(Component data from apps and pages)
====

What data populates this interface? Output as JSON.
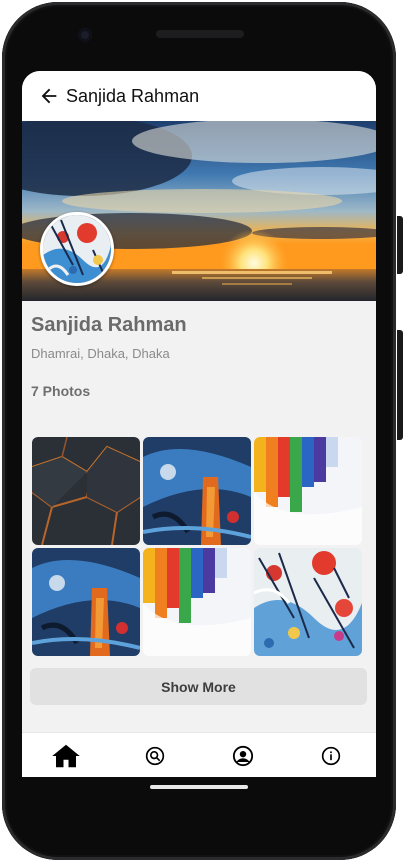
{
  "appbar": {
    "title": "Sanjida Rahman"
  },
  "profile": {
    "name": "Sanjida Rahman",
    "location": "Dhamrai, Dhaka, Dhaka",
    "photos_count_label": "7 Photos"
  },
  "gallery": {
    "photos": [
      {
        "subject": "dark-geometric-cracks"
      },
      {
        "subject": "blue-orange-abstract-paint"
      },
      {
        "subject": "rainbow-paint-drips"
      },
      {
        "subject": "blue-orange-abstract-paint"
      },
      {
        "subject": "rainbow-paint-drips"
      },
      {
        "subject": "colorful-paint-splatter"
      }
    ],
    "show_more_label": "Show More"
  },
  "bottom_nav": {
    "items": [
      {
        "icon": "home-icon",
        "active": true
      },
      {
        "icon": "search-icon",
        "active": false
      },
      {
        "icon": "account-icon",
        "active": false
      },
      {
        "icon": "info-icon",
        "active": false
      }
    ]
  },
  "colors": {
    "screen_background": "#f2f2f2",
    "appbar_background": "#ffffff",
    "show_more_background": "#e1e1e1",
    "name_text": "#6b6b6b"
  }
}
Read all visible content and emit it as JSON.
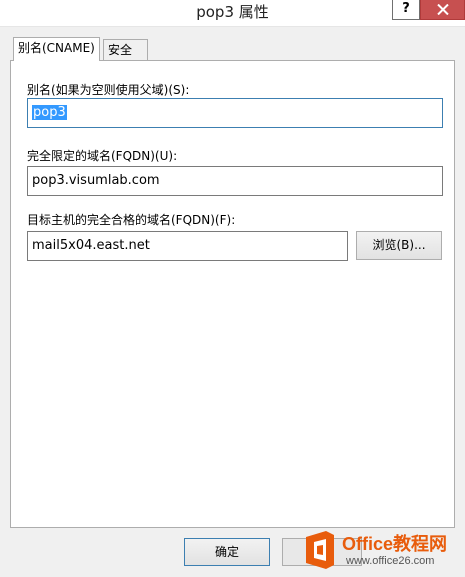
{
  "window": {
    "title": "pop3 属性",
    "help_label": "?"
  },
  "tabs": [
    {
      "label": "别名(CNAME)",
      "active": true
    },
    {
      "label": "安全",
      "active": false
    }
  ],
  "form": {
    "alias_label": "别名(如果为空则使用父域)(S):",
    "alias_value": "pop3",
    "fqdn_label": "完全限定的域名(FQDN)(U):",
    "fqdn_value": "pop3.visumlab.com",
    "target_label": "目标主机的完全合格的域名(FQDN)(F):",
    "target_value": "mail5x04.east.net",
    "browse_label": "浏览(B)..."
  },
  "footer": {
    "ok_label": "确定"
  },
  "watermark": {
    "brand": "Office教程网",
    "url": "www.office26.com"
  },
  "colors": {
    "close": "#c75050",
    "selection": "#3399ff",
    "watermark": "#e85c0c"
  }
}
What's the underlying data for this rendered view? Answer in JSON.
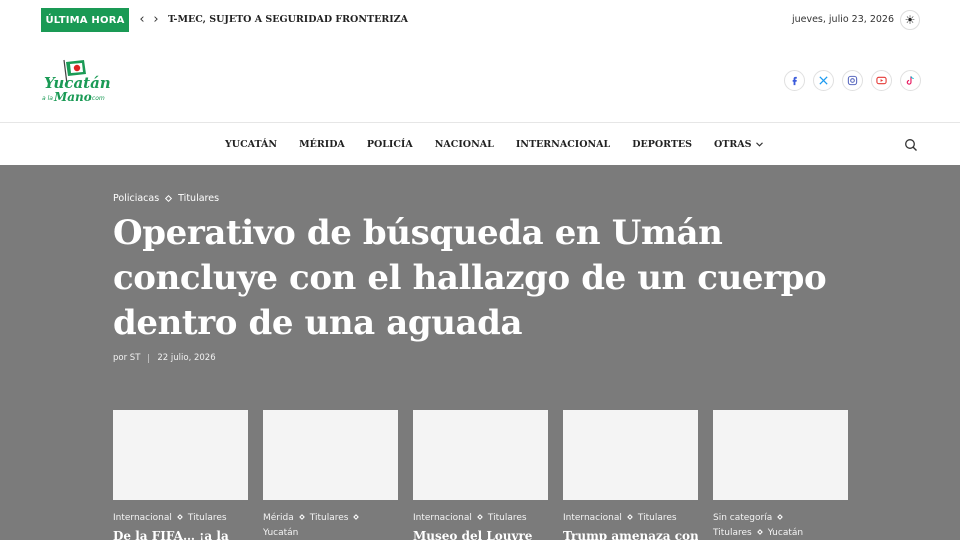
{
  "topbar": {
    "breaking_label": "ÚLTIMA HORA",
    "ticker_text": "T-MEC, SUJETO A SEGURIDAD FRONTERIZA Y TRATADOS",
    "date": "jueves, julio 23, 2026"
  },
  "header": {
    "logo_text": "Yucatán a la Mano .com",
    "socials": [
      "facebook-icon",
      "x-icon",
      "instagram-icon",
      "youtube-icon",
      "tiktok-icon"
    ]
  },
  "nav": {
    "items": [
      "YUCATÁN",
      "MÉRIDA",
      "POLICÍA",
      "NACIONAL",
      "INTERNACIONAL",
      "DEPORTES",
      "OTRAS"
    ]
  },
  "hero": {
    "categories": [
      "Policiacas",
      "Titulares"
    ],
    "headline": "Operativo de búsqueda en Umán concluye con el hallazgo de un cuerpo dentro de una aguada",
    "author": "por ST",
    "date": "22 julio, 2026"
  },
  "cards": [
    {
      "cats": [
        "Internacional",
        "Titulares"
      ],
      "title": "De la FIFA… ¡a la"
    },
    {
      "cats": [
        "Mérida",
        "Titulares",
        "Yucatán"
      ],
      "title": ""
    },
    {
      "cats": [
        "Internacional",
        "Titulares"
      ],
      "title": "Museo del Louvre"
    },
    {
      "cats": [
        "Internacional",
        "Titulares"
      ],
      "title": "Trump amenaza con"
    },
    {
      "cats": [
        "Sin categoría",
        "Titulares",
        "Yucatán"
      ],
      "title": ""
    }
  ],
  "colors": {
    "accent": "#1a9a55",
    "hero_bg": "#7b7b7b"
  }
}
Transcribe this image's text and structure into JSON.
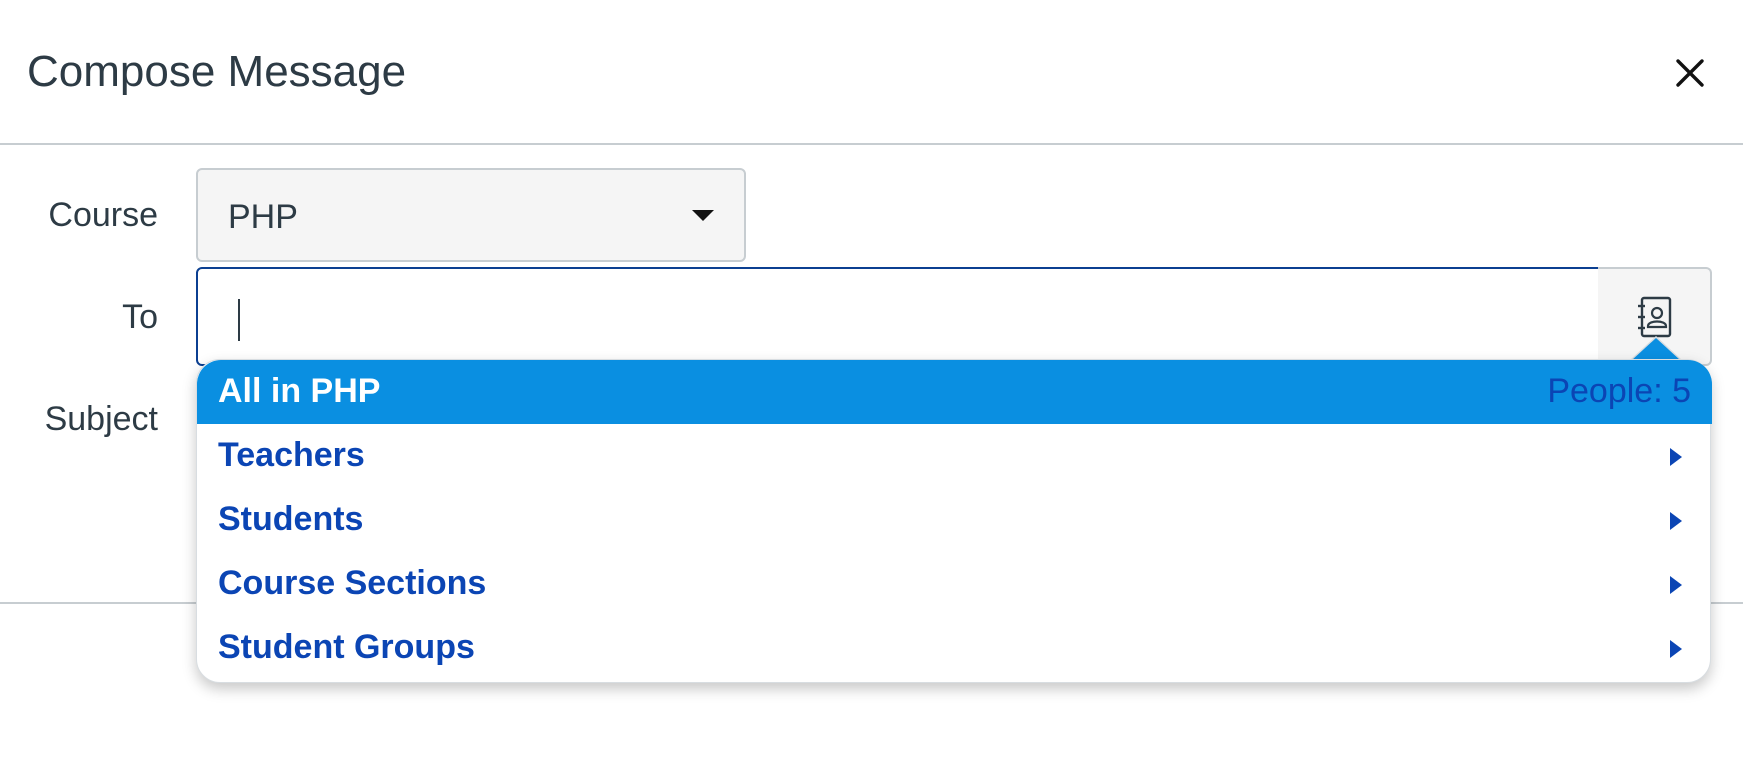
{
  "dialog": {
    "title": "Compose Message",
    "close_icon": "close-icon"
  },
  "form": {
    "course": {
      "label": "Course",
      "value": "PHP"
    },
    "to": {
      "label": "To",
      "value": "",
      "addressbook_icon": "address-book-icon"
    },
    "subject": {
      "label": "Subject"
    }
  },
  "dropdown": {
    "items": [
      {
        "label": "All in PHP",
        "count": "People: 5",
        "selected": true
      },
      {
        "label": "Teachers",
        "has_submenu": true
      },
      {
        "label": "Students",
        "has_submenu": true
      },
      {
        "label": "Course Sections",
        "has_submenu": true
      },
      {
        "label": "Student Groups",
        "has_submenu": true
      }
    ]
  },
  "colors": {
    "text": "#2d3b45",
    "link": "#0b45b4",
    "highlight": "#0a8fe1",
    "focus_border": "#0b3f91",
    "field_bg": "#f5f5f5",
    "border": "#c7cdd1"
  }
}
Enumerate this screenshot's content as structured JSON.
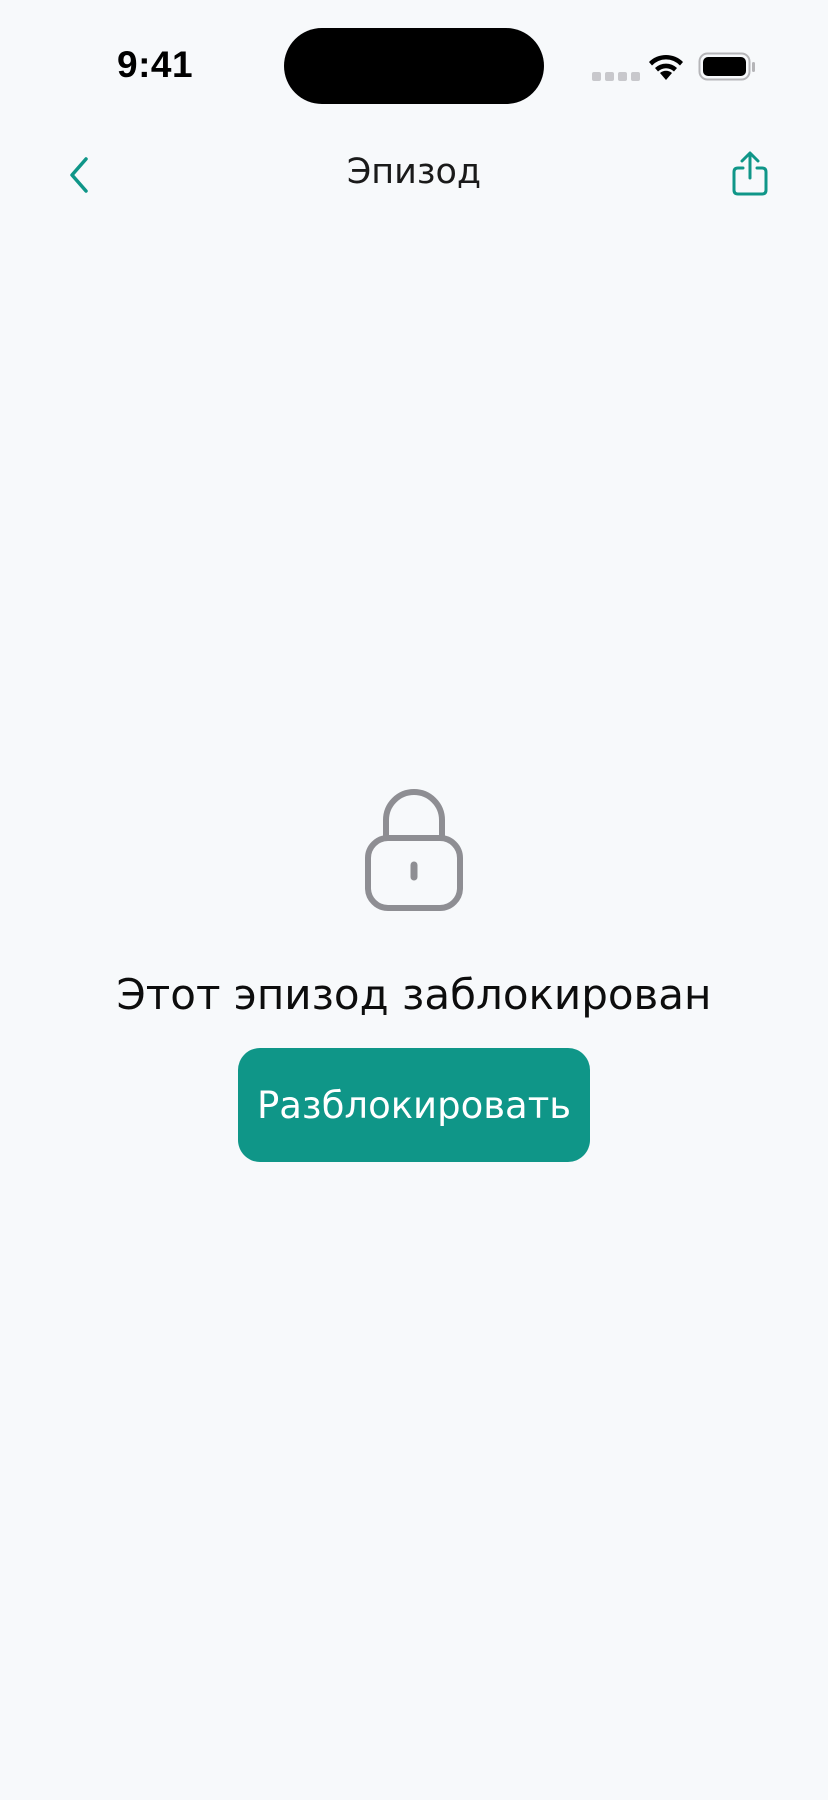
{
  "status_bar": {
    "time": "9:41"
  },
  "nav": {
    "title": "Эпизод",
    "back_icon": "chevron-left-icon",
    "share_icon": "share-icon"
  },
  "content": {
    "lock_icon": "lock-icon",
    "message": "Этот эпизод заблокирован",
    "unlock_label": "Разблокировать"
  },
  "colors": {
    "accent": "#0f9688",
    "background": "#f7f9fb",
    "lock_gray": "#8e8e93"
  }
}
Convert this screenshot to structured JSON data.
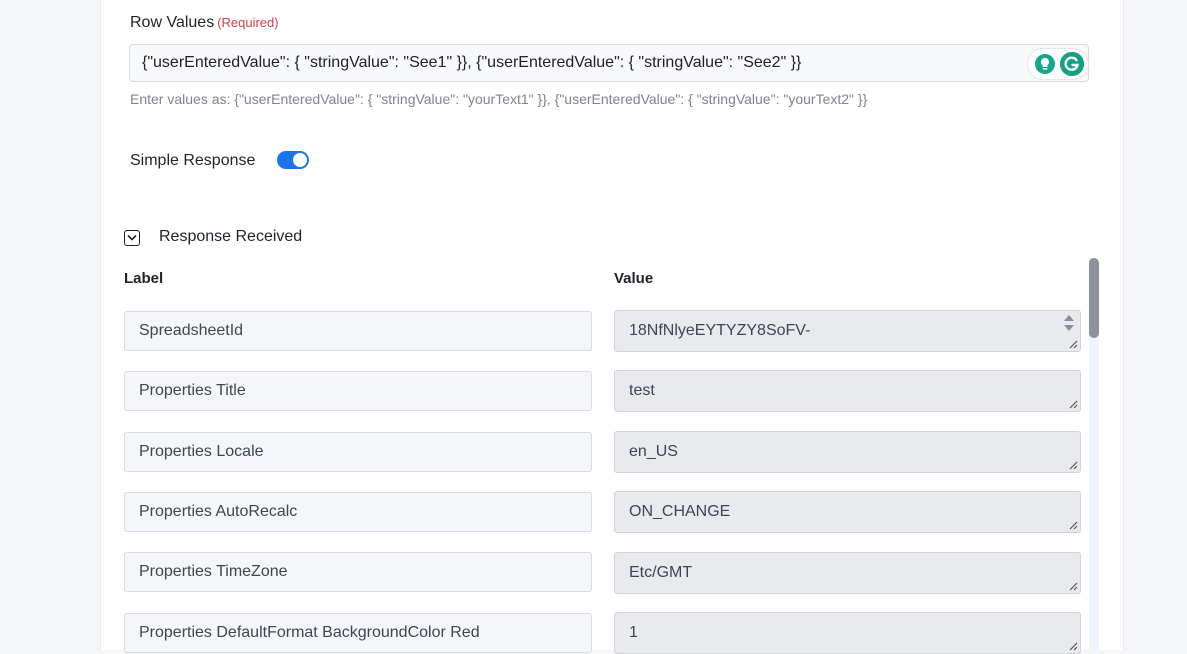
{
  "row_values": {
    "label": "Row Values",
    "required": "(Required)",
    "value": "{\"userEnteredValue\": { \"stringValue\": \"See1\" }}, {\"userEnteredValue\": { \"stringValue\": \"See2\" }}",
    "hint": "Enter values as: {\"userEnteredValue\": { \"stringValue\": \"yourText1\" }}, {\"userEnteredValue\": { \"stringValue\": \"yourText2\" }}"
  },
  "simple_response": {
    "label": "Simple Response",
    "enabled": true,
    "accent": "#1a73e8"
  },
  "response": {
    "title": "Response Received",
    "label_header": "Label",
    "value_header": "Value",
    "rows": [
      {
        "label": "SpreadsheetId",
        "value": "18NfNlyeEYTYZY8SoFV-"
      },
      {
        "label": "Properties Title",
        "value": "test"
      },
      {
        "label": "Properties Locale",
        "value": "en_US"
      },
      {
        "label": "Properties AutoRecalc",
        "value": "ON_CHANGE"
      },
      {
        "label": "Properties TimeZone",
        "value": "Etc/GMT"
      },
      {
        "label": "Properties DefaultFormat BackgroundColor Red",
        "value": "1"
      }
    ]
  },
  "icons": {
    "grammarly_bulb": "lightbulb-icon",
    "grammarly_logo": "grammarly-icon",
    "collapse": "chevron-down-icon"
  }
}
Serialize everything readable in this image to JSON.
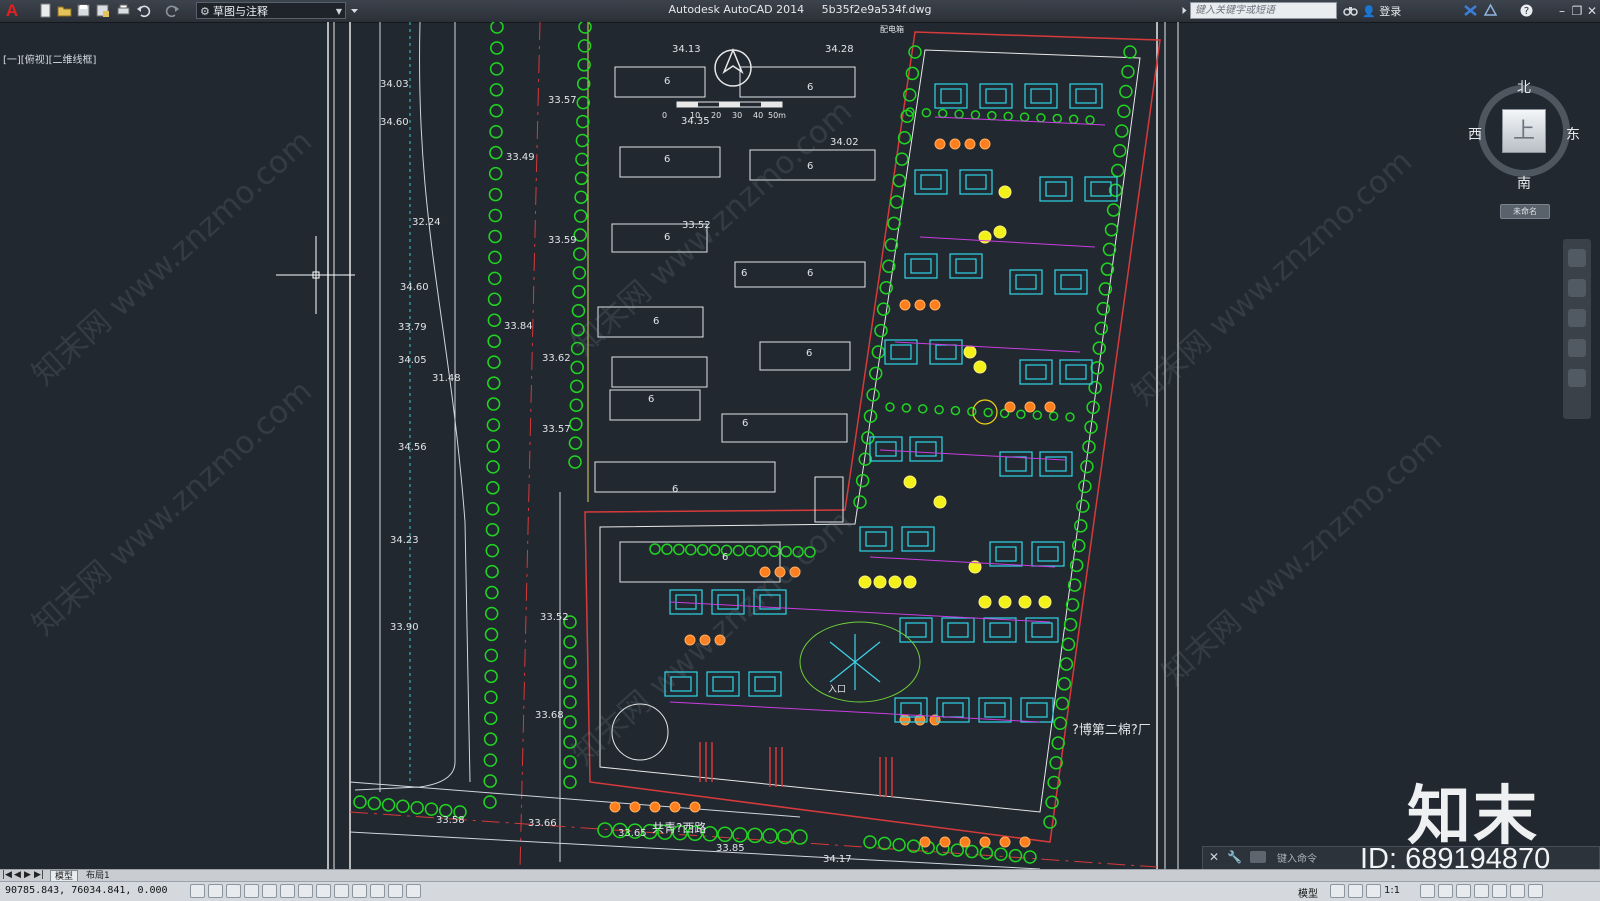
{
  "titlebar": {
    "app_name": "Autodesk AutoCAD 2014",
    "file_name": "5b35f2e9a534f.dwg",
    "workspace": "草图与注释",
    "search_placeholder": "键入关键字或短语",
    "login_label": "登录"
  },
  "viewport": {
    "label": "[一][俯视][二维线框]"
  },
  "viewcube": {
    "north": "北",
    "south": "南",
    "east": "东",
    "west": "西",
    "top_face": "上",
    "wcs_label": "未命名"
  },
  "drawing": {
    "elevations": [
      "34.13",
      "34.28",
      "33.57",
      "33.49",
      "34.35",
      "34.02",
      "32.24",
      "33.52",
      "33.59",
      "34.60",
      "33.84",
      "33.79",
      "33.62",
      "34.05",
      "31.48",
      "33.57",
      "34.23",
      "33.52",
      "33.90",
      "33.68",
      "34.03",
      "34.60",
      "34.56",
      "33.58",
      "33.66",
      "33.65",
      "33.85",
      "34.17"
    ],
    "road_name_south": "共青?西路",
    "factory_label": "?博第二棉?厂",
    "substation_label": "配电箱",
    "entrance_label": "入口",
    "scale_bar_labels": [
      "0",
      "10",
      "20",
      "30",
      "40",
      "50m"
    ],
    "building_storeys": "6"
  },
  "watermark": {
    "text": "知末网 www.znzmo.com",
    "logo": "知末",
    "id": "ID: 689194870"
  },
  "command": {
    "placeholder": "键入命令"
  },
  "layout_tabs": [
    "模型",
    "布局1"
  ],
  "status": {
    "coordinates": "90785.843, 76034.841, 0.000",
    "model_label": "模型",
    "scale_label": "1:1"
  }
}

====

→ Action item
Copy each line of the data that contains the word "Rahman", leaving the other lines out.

→ Answer section
    "title": "Sanjida Rahman"
    "name": "Sanjida Rahman",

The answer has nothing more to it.